On the morning of the latter date I was moved from near the head of Masonborough Inlet, where I had been posted since landing, and put in position on the right of General Paine's line. This position I occupied until 3.30 p. m., when I received orders to move to Fort Fisher. Reaching the fort about dark I reported to General Ames, whose division had already assaulted and carried a portion of the work, and were occupying it. By order of General Ames I first threw the Third New Hampshire Volunteers, Captain Trickey commanding, along that portion of the north face of the work already occupied by his troops, and relieved them; also, by General Ames' order I threw out the Seventh Connecticut Volunteers, Captain Marble commanding, as a picket in rear of the work, the right of the line resting on the Cape Fear River. These dispositions having been made I relieved the right of General Ames' manin line with the Sixth Connecticut Volunteers, Colonel Rockwell commanding. During this time the enemy occupied all the eastern and about one-third the northern face of the work. At about 9 o'clock, by order of General Ames, I then proceeded to dislodge the enemy from the remainder of the fort. Captain Trickey, with twenty men of the Third New Hampshire, promptly and speedily took possession of all but one of the remaining mounds on the northern face. I then advanced the Seventh New Hampshire, promptly and speedily took possession of all but one the remaining mounds on the northern face. I then advanced the Seventh New Hampshire, Lieutenant-Colonel Rollins commanding. They at once and gallantly charged up the slope, enveloping the sea angle of the work, meeting a sharp fire from the enemy, who were stationed behind the parapets and in the rear of the main work. I also advanced the Sixth Connecticut Volunteers immediately after the Seventh New Hampshire Volunteers, and the sea angle of the work was thus fully and strongly occupied. Perceiving this, the enemy at once either evacuated the whole work or surrendered.
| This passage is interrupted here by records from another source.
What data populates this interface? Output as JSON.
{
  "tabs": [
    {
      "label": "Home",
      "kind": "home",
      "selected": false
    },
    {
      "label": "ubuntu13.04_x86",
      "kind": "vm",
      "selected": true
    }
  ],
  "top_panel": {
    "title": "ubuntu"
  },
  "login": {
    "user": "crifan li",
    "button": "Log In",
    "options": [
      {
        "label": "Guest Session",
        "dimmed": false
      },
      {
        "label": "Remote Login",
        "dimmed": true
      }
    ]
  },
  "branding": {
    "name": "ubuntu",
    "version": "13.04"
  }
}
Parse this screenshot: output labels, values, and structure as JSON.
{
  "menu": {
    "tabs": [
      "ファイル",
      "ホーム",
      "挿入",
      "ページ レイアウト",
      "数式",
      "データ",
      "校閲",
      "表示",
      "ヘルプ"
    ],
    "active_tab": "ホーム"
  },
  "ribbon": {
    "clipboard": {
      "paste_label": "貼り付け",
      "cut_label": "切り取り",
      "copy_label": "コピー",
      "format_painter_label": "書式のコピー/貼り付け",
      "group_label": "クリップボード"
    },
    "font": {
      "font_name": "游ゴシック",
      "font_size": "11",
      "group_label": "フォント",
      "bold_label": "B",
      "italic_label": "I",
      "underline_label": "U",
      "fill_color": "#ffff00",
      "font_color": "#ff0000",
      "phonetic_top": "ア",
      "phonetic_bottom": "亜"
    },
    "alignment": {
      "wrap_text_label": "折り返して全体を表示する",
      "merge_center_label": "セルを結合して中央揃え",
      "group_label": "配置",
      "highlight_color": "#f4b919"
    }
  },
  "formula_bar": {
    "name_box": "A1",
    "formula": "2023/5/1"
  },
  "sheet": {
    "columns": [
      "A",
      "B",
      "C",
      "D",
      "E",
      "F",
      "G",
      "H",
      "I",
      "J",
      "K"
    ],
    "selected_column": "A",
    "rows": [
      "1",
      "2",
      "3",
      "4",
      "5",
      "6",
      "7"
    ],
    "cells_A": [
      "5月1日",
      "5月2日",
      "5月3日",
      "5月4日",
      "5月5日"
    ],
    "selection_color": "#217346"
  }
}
The main work having been carried I reformed the Sixth Connecticut and the Seventh New Hampshire Volunteers, and advanced towards Battery Buchanan, situated at what is known as Federal Point. All the batteries facing these were found to be evacuated, excepting one, where the enemy at once gave themselves up without resistance. Light-House Battery was also found to be evacuated. Upon reaching Battery Buchanan I was met by the adjutant-general of the general commanding the enemy's forces, who tendered the surrender of the battery, upon which I referred him to General Terry, who would soon arrive. It was found that at this point there were about 1,000 of the enemy, including General Whiting, and more than 60 other officers. General Terry having arrived, received the surrender of the work and the force, and by his order I formed the prisoners in line and marched them first to Fort Fisher, then, by a subsequent order, moved them to the beach near the headquarters of the corps, where they were bivouacked and guarded by the Sixth Connecticut Volunteers. I then returned the remainder of the brigade to their bivouac.